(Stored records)
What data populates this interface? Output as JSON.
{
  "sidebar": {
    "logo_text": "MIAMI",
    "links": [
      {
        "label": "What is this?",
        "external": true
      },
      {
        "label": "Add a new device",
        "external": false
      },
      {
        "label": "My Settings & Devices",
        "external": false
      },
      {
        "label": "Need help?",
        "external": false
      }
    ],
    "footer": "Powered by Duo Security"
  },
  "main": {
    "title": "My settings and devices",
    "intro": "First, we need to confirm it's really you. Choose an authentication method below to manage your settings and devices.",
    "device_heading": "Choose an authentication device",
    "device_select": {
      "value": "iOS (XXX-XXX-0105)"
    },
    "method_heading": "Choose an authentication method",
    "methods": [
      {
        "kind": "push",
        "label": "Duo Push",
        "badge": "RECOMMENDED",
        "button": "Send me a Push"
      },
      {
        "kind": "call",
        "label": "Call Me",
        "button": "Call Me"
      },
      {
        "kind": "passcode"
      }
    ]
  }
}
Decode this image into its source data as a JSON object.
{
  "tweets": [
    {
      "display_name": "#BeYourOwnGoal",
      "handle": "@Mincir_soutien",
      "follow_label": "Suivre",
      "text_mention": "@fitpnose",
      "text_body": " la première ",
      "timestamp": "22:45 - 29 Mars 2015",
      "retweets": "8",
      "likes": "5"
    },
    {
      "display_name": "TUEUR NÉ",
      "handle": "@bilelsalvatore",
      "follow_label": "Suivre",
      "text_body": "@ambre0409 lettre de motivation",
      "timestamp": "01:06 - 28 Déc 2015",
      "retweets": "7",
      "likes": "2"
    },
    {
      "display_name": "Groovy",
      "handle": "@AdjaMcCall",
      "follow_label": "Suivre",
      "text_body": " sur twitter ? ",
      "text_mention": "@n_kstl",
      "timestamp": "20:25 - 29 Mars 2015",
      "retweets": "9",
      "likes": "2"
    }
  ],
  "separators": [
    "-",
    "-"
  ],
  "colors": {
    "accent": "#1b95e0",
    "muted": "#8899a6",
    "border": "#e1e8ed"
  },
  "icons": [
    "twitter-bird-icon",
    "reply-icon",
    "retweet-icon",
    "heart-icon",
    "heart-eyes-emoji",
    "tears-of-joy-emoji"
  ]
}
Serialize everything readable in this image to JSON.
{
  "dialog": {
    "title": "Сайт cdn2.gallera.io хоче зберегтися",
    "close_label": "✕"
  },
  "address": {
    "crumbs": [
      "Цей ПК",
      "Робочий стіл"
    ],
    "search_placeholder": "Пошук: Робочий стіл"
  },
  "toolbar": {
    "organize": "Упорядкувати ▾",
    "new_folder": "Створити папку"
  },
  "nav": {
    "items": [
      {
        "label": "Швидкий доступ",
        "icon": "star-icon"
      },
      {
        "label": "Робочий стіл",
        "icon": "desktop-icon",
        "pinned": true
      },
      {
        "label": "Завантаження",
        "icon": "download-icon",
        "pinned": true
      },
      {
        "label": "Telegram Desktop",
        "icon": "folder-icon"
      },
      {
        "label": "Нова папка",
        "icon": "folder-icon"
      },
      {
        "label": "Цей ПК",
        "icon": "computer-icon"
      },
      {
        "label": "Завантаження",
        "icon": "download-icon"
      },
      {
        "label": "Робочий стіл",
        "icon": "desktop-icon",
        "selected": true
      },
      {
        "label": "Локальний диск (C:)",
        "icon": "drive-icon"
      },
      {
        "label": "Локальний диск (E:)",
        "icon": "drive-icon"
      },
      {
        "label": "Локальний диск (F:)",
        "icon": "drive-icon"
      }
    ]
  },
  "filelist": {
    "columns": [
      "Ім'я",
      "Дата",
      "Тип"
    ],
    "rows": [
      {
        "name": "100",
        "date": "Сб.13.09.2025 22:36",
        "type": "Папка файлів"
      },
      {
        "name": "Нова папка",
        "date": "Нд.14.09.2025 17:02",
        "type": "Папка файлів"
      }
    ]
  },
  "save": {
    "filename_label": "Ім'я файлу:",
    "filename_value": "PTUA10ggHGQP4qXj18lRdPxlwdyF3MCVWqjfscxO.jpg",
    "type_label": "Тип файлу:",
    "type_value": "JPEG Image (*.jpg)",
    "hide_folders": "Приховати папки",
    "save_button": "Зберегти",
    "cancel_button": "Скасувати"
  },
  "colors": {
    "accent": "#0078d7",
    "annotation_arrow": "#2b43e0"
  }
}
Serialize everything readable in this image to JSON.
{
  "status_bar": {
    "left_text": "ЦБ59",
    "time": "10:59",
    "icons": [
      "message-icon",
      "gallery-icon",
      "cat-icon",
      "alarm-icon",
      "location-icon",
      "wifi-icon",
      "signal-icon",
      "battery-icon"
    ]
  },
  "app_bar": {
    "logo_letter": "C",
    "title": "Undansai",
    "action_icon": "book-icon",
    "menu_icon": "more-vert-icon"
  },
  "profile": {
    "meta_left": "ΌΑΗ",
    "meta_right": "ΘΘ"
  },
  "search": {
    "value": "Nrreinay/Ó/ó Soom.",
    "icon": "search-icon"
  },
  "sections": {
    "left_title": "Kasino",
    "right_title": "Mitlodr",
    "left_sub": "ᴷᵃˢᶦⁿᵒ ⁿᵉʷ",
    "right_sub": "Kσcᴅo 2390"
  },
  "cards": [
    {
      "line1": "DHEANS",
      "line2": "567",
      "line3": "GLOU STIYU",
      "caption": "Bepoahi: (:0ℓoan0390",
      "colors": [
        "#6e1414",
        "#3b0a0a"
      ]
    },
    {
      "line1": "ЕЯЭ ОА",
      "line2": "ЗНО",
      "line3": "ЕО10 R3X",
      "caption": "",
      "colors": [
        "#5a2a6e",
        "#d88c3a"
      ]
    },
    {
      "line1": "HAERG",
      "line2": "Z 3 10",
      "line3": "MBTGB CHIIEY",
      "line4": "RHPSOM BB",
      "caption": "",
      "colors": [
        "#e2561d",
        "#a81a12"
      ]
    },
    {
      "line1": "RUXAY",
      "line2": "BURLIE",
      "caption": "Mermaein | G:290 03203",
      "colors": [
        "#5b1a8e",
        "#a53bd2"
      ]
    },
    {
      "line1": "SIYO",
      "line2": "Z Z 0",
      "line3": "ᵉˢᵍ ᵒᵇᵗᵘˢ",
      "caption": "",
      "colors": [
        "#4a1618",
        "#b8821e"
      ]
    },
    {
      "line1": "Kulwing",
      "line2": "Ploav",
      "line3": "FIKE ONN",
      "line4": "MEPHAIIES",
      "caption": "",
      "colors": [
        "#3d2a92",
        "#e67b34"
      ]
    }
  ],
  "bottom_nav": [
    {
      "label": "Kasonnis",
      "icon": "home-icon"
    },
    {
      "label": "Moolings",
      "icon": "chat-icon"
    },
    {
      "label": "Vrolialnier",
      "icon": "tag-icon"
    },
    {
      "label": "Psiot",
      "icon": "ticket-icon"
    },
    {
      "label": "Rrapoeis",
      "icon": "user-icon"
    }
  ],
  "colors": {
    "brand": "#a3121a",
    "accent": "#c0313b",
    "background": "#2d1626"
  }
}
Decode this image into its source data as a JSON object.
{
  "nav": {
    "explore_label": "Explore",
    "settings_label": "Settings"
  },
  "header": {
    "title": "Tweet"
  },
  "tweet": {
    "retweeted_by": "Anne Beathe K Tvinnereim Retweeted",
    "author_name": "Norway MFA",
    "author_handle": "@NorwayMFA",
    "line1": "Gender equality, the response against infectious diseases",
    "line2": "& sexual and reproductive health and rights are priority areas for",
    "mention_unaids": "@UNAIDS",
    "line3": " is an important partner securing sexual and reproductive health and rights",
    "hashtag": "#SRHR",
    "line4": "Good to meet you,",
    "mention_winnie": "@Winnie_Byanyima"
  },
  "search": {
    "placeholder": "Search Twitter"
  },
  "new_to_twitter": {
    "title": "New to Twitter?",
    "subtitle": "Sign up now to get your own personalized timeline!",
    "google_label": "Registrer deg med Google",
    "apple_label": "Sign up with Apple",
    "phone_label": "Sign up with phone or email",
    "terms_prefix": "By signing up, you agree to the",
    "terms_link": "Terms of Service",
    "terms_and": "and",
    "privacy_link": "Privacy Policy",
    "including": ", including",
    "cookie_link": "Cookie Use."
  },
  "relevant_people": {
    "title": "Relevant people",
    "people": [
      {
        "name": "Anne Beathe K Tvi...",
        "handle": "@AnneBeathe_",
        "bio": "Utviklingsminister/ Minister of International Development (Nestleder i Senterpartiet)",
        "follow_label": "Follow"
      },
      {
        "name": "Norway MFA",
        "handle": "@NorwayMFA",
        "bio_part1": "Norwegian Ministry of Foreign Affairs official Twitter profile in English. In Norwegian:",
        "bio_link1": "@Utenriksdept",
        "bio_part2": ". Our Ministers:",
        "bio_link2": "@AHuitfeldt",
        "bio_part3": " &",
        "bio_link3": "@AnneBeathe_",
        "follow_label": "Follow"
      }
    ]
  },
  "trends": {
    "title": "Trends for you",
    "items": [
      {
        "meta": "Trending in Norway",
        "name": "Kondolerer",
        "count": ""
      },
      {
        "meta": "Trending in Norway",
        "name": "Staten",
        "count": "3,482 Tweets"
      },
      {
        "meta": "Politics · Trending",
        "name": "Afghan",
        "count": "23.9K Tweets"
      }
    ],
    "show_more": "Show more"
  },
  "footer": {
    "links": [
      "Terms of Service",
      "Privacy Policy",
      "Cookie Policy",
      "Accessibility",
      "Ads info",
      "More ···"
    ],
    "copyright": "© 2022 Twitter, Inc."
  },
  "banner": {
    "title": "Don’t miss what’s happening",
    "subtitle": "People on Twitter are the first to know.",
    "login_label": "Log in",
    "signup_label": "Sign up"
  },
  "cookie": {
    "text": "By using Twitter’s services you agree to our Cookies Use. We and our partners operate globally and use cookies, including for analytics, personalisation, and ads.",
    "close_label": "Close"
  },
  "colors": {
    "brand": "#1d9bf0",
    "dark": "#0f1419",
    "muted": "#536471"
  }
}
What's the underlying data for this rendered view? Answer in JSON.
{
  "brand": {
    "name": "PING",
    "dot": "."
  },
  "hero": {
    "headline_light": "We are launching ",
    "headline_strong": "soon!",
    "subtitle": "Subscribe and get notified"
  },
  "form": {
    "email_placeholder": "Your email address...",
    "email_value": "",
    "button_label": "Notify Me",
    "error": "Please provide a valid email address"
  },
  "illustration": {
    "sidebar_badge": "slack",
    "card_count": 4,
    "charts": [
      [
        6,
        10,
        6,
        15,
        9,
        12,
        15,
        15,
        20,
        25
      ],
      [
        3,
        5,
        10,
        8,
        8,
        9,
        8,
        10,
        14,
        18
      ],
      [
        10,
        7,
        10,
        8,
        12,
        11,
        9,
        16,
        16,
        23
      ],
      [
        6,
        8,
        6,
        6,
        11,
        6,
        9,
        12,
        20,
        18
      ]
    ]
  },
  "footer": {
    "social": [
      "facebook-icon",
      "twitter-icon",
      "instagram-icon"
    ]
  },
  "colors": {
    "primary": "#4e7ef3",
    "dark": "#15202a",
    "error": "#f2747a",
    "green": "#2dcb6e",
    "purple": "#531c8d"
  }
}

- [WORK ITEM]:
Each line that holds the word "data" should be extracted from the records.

- [SOLUTION TO THIS PROBLEM]:
What data populates this interface? Output as JSON.
Decode this image into its source data as a JSON object.
Decode this image into its source data as a JSON object.
What's the underlying data for this rendered view? Answer in JSON.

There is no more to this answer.